Climate change and community flood resilience in Tabasco, Mexico
by Cale Johnstone, Mexican Red Cross
(This blog was originally published last month on the Flood Resilience Portal.)
The Flood Resilience Program in Mexico (PRAIM, for its initials in Spanish) has focused on building capacities and reducing vulnerabilities in more than 20 flood-affected communities in the state of Tabasco.
Recent collaboration with the Climate Centre has allowed the programme to ensure communities are not only prepared for existing levels of flood risk, but also aware of the increasing risks posed by climate change.
“This collaboration did not start with a specific goal to be achieved; rather it evolved naturally over time as a mutually beneficial collaboration,” said Brenda Ávila Flores, PRAIM Program Leader.
During an initial phase of collaboration, the Climate Centre assisted the PRAIM team in accessing climate change information and provided participatory methods for sharing this information within the community, particularly via the Climate Training Kit and Y-Adapt.
In early 2020, the MRC team, along with volunteers, visited a local high school in the town of Las Nieves in order to carry out a session of interactive games focused on climate change.
The 14- and 15-year-old students participated enthusiastically in activities focused on the differences between weather and climate and were able to build on some climate change knowledge they had begun to develop in the classroom.
Due to the Covid-19 pandemic, schools transitioned to distance learning and many in-person activities were suspended across Red Cross programmes nationally. Opportunities for reaching young people were further limited by serious floods during late 2020.
Given these challenges the PRAIM pivoted their strategy to lead a workshop for facilitators who were given the skills to later replicate climate change activities in local communities.
Generally, the impacts of global phenomena, such as climate change, are described in global terms; however, building community resilience requires a local understanding of the impacts that can be caused by these phenomena. This paradox motivated the team to find a way to bring climate change information closer to the communities in Teapa, Tabasco.
”Climate change is normally presented as a global phenomenon with global impacts and people ask themselves, ‘How will this affect my community? ‘How will this change my day-to-day life?’,” said Juan Bazo, Climate Science Adviser and Latin America Focal Point for the Climate Centre.

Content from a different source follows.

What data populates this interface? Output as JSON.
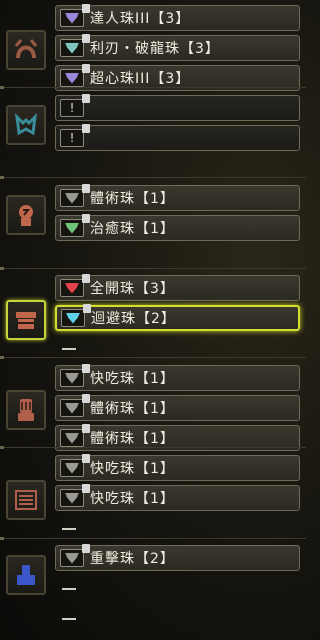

The Mexican Red Cross and the Climate Centre collaborated to create a first-of-a-kind local climate change reference document that further scales climate change scenarios to the community level.
On the basis of analysis of minimum temperature, maximum temperature and average rainfall, this reference document presents possible future climate scenarios that can be used to evaluate possible impacts and take early mitigation or preventative actions.
Via community consultations the team coupled technical expertise with local knowledge to achieve a comprehensive perception of risk.
This period of close collaboration between the Mexican Red Cross and the Climate Centre has been a constructive and rewarding experience for all.
Mexican Red Cross volunteers taking part in training to become facilitators as part of a flood resilience programme. (Photo: Cale Johnstone/Mexican Red Cross)